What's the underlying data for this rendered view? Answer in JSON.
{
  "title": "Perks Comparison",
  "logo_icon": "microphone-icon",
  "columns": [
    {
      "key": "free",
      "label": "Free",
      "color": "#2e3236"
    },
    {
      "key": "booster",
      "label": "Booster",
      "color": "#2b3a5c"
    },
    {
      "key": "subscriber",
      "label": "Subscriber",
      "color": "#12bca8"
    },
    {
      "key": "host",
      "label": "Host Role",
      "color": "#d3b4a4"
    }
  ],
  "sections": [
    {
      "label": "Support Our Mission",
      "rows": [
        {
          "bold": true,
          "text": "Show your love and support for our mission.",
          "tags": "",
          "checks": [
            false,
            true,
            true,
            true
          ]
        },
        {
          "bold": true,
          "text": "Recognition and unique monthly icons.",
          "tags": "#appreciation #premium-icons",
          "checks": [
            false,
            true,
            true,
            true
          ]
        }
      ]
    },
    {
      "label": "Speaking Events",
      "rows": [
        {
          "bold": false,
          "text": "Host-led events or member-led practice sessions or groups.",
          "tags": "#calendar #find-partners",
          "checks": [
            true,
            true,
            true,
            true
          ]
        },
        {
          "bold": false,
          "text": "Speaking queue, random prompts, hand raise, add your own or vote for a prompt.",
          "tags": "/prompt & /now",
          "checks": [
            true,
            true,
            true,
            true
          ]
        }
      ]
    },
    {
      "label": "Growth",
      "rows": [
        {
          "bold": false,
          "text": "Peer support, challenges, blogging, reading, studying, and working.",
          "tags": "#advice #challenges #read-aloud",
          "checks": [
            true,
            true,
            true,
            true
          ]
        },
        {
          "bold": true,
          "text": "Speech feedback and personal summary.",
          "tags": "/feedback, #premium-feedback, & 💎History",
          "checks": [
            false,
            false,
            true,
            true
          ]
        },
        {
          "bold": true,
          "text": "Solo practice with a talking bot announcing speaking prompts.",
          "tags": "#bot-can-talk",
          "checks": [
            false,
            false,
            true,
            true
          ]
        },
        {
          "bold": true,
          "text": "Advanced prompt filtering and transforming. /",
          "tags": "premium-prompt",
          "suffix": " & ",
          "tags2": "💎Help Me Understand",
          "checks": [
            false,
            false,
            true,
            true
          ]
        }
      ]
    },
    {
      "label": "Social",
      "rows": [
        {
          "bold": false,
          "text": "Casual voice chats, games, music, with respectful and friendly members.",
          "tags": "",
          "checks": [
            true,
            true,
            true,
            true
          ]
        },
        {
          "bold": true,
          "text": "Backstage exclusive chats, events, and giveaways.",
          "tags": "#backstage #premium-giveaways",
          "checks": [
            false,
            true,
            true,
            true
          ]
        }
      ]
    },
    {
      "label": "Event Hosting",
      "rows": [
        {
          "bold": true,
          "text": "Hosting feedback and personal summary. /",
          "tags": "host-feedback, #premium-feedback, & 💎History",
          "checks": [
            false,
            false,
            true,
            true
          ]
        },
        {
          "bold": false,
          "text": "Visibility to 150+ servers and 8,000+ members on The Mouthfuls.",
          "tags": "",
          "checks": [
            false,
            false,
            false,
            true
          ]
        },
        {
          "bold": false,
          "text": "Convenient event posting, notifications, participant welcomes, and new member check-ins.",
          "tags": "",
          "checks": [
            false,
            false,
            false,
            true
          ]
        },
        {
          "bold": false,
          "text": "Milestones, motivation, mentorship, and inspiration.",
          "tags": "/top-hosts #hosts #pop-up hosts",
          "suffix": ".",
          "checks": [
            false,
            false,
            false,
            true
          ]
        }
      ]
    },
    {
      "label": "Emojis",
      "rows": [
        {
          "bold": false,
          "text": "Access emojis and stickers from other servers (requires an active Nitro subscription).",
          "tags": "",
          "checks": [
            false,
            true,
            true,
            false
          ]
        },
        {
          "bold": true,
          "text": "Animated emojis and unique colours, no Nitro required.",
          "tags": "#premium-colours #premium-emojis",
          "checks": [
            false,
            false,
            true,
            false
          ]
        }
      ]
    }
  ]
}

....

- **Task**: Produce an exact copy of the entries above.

- **Result of the exercise**:
What's the underlying data for this rendered view? Answer in JSON.
{
  "title": "Perks Comparison",
  "logo_icon": "microphone-icon",
  "columns": [
    {
      "key": "free",
      "label": "Free",
      "color": "#2e3236"
    },
    {
      "key": "booster",
      "label": "Booster",
      "color": "#2b3a5c"
    },
    {
      "key": "subscriber",
      "label": "Subscriber",
      "color": "#12bca8"
    },
    {
      "key": "host",
      "label": "Host Role",
      "color": "#d3b4a4"
    }
  ],
  "sections": [
    {
      "label": "Support Our Mission",
      "rows": [
        {
          "bold": true,
          "text": "Show your love and support for our mission.",
          "tags": "",
          "checks": [
            false,
            true,
            true,
            true
          ]
        },
        {
          "bold": true,
          "text": "Recognition and unique monthly icons.",
          "tags": "#appreciation #premium-icons",
          "checks": [
            false,
            true,
            true,
            true
          ]
        }
      ]
    },
    {
      "label": "Speaking Events",
      "rows": [
        {
          "bold": false,
          "text": "Host-led events or member-led practice sessions or groups.",
          "tags": "#calendar #find-partners",
          "checks": [
            true,
            true,
            true,
            true
          ]
        },
        {
          "bold": false,
          "text": "Speaking queue, random prompts, hand raise, add your own or vote for a prompt.",
          "tags": "/prompt & /now",
          "checks": [
            true,
            true,
            true,
            true
          ]
        }
      ]
    },
    {
      "label": "Growth",
      "rows": [
        {
          "bold": false,
          "text": "Peer support, challenges, blogging, reading, studying, and working.",
          "tags": "#advice #challenges #read-aloud",
          "checks": [
            true,
            true,
            true,
            true
          ]
        },
        {
          "bold": true,
          "text": "Speech feedback and personal summary.",
          "tags": "/feedback, #premium-feedback, & 💎History",
          "checks": [
            false,
            false,
            true,
            true
          ]
        },
        {
          "bold": true,
          "text": "Solo practice with a talking bot announcing speaking prompts.",
          "tags": "#bot-can-talk",
          "checks": [
            false,
            false,
            true,
            true
          ]
        },
        {
          "bold": true,
          "text": "Advanced prompt filtering and transforming. /",
          "tags": "premium-prompt",
          "suffix": " & ",
          "tags2": "💎Help Me Understand",
          "checks": [
            false,
            false,
            true,
            true
          ]
        }
      ]
    },
    {
      "label": "Social",
      "rows": [
        {
          "bold": false,
          "text": "Casual voice chats, games, music, with respectful and friendly members.",
          "tags": "",
          "checks": [
            true,
            true,
            true,
            true
          ]
        },
        {
          "bold": true,
          "text": "Backstage exclusive chats, events, and giveaways.",
          "tags": "#backstage #premium-giveaways",
          "checks": [
            false,
            true,
            true,
            true
          ]
        }
      ]
    },
    {
      "label": "Event Hosting",
      "rows": [
        {
          "bold": true,
          "text": "Hosting feedback and personal summary. /",
          "tags": "host-feedback, #premium-feedback, & 💎History",
          "checks": [
            false,
            false,
            true,
            true
          ]
        },
        {
          "bold": false,
          "text": "Visibility to 150+ servers and 8,000+ members on The Mouthfuls.",
          "tags": "",
          "checks": [
            false,
            false,
            false,
            true
          ]
        },
        {
          "bold": false,
          "text": "Convenient event posting, notifications, participant welcomes, and new member check-ins.",
          "tags": "",
          "checks": [
            false,
            false,
            false,
            true
          ]
        },
        {
          "bold": false,
          "text": "Milestones, motivation, mentorship, and inspiration.",
          "tags": "/top-hosts #hosts #pop-up hosts",
          "suffix": ".",
          "checks": [
            false,
            false,
            false,
            true
          ]
        }
      ]
    },
    {
      "label": "Emojis",
      "rows": [
        {
          "bold": false,
          "text": "Access emojis and stickers from other servers (requires an active Nitro subscription).",
          "tags": "",
          "checks": [
            false,
            true,
            true,
            false
          ]
        },
        {
          "bold": true,
          "text": "Animated emojis and unique colours, no Nitro required.",
          "tags": "#premium-colours #premium-emojis",
          "checks": [
            false,
            false,
            true,
            false
          ]
        }
      ]
    }
  ]
}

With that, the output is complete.